Fifthly, interestingly the 49-day governance by AAP was often a point of attack by other parties, labelling AAP and Kejriwal a “bhagoda” (someone running away from the responsibility) or an inexperienced party, which fails to provide a stable government. On the contrary, the 49 days at the helm of the Delhi administration proved to be a boon for AAP in this election. The voter experienced change, albeit minor, during AAP’s stint such as decline in petty corruption—bribery in government departments and police demanding money on the roads. AAP’s 49-day rule, according to a majority of Delhiites, resulted in a cautious and responsive government. What perhaps also mattered was the public apology by Kejriwal regarding his resignation from the Delhi’s chief ministership. Apparently, Delhi has provided AAP a complete majority to actualise this change from “business as usual” to a responsive government.
The incredible election verdict, notwithstanding, for AAP the challenges are numerous when the jubilations end and oath is taken by the new CM at Ramlila grounds. The first challenge for AAP would be to maintain the “connect” with the ground in terms of honesty and transparency vis-à-vis the people. AAP’s uniqueness lies in the fact that it departs from the culture of power and position displayed by other regimes. In many ways, people got used to “seeing the state” from the other side of the fence as “the state” and “us”. In its approach, AAP has blurred the fencing and as a result, the people have showed faith in it.
Secondly, AAP needs to view the administrative machinery not as an adversary but as a partner, who will help it deliver. They have to move beyond the “witch hunting” mode, which characterised their earlier stint.
Thirdly, AAP and its leadership will have to abandon its political and policy impatience. The objective should not be the complete overhaul of the system but to mould it cautiously and slowly to suit AAP’s political and administrative style. Politics and policies are about gradualism—AAP’s leadership I hope is aware that Rome was not built in a day.
Fourthly, AAP needs to move from the agitational to action mode, going beyond the election mindset of targeting the BJP or Congress.
Fifth, if the Delhi election results have put pressure on Modi for delivering, AAP should get a head start on delivering on its own set of promises. The promises and actions need to be aligned so that the promises do not fall flat on the face. This can only happen when the government actually gets to the business of governance and show the promises in operation.
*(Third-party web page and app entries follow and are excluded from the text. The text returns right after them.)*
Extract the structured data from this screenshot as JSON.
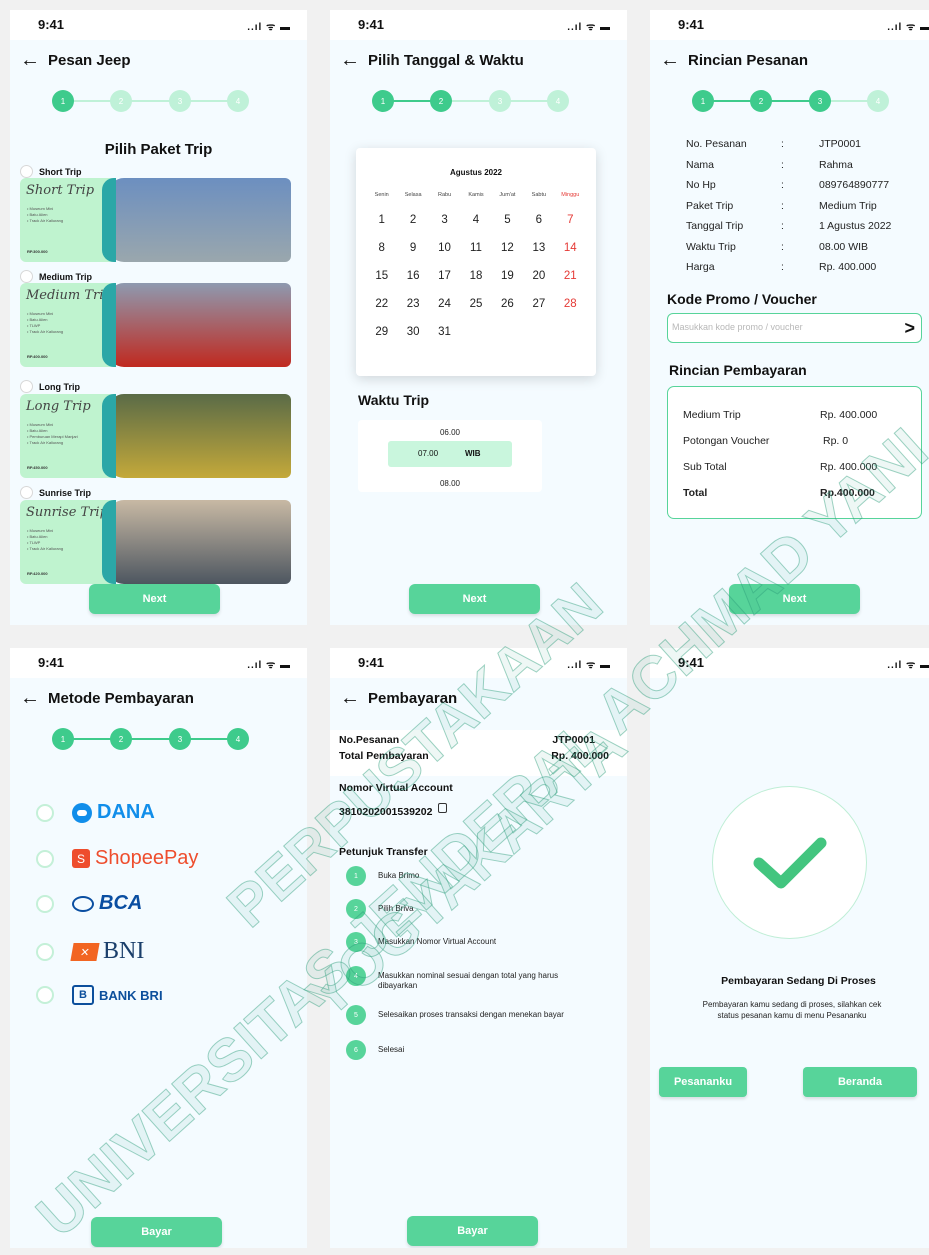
{
  "status": {
    "time": "9:41",
    "signal_text": "..ıl ᯤ ▬"
  },
  "steps": [
    "1",
    "2",
    "3",
    "4"
  ],
  "screen1": {
    "title": "Pesan Jeep",
    "section_title": "Pilih Paket Trip",
    "packages": [
      {
        "label": "Short Trip",
        "script": "Short Trip",
        "items": [
          "Museum Mini",
          "Batu Alien",
          "Track Air Kaliurang"
        ],
        "price": "RP.300.000",
        "colors": [
          "#6c8fc0",
          "#9aa7ad"
        ]
      },
      {
        "label": "Medium Trip",
        "script": "Medium Trip",
        "items": [
          "Museum Mini",
          "Batu Alien",
          "TLWP",
          "Track Air Kaliurang"
        ],
        "price": "RP.400.000",
        "colors": [
          "#8e9ab0",
          "#c0291f"
        ]
      },
      {
        "label": "Long Trip",
        "script": "Long Trip",
        "items": [
          "Museum Mini",
          "Batu Alien",
          "Pemburuan Merapi Manjari",
          "Track Air Kaliurang"
        ],
        "price": "RP.450.000",
        "colors": [
          "#5a6b47",
          "#c4a93a"
        ]
      },
      {
        "label": "Sunrise Trip",
        "script": "Sunrise Trip",
        "items": [
          "Museum Mini",
          "Batu Alien",
          "TLWP",
          "Track Air Kaliurang"
        ],
        "price": "RP.420.000",
        "colors": [
          "#c8b9a4",
          "#4d5660"
        ]
      }
    ],
    "next": "Next"
  },
  "screen2": {
    "title": "Pilih Tanggal & Waktu",
    "month": "Agustus 2022",
    "weekdays": [
      "Senin",
      "Selasa",
      "Rabu",
      "Kamis",
      "Jum'at",
      "Sabtu",
      "Minggu"
    ],
    "weeks": [
      [
        "1",
        "2",
        "3",
        "4",
        "5",
        "6",
        "7"
      ],
      [
        "8",
        "9",
        "10",
        "11",
        "12",
        "13",
        "14"
      ],
      [
        "15",
        "16",
        "17",
        "18",
        "19",
        "20",
        "21"
      ],
      [
        "22",
        "23",
        "24",
        "25",
        "26",
        "27",
        "28"
      ],
      [
        "29",
        "30",
        "31"
      ]
    ],
    "time_title": "Waktu Trip",
    "times": [
      "06.00",
      "07.00",
      "08.00"
    ],
    "wib": "WIB",
    "next": "Next"
  },
  "screen3": {
    "title": "Rincian Pesanan",
    "rows": [
      {
        "k": "No. Pesanan",
        "v": "JTP0001"
      },
      {
        "k": "Nama",
        "v": "Rahma"
      },
      {
        "k": "No Hp",
        "v": "089764890777"
      },
      {
        "k": "Paket Trip",
        "v": "Medium Trip"
      },
      {
        "k": "Tanggal Trip",
        "v": "1 Agustus 2022"
      },
      {
        "k": "Waktu Trip",
        "v": "08.00 WIB"
      },
      {
        "k": "Harga",
        "v": "Rp. 400.000"
      }
    ],
    "separator": ":",
    "promo_title": "Kode Promo / Voucher",
    "promo_placeholder": "Masukkan kode promo / voucher",
    "pay_title": "Rincian Pembayaran",
    "pay_rows": [
      {
        "k": "Medium Trip",
        "v": "Rp. 400.000"
      },
      {
        "k": "Potongan Voucher",
        "v": "Rp. 0"
      },
      {
        "k": "Sub Total",
        "v": "Rp. 400.000"
      },
      {
        "k": "Total",
        "v": "Rp.400.000"
      }
    ],
    "next": "Next"
  },
  "screen4": {
    "title": "Metode Pembayaran",
    "methods": [
      "DANA",
      "ShopeePay",
      "BCA",
      "BNI",
      "BANK BRI"
    ],
    "method_colors": [
      "#118eea",
      "#ee4d2d",
      "#0a4ea1",
      "#1b3f6b",
      "#0c4f9c"
    ],
    "bayar": "Bayar"
  },
  "screen5": {
    "title": "Pembayaran",
    "order_label": "No.Pesanan",
    "order_value": "JTP0001",
    "total_label": "Total Pembayaran",
    "total_value": "Rp. 400.000",
    "va_label": "Nomor Virtual Account",
    "va_number": "3810202001539202",
    "guide_title": "Petunjuk Transfer",
    "guide": [
      {
        "n": "1",
        "t": "Buka Brimo"
      },
      {
        "n": "2",
        "t": "Pilih Briva"
      },
      {
        "n": "3",
        "t": "Masukkan Nomor Virtual Account"
      },
      {
        "n": "4",
        "t": "Masukkan nominal sesuai dengan total yang harus dibayarkan"
      },
      {
        "n": "5",
        "t": "Selesaikan proses transaksi dengan menekan bayar"
      },
      {
        "n": "6",
        "t": "Selesai"
      }
    ],
    "bayar": "Bayar"
  },
  "screen6": {
    "title": "Pembayaran Sedang Di Proses",
    "desc": "Pembayaran kamu sedang di proses, silahkan cek status pesanan kamu di menu Pesananku",
    "btn_left": "Pesananku",
    "btn_right": "Beranda"
  },
  "watermark": {
    "lines": [
      "UNIVERSITAS JENDERAL ACHMAD YANI",
      "PERPUSTAKAAN",
      "YOGYAKARTA"
    ],
    "color": "#2c9e7a"
  }
}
Above all, if AAP harbours a long haul in the democratic politics of India the challenge will be to build a strong party organisation and cadre. It will have to capitalise on the current edge.
The author teaches at the National University of Singapore and can be reached at firstname.lastname@example.org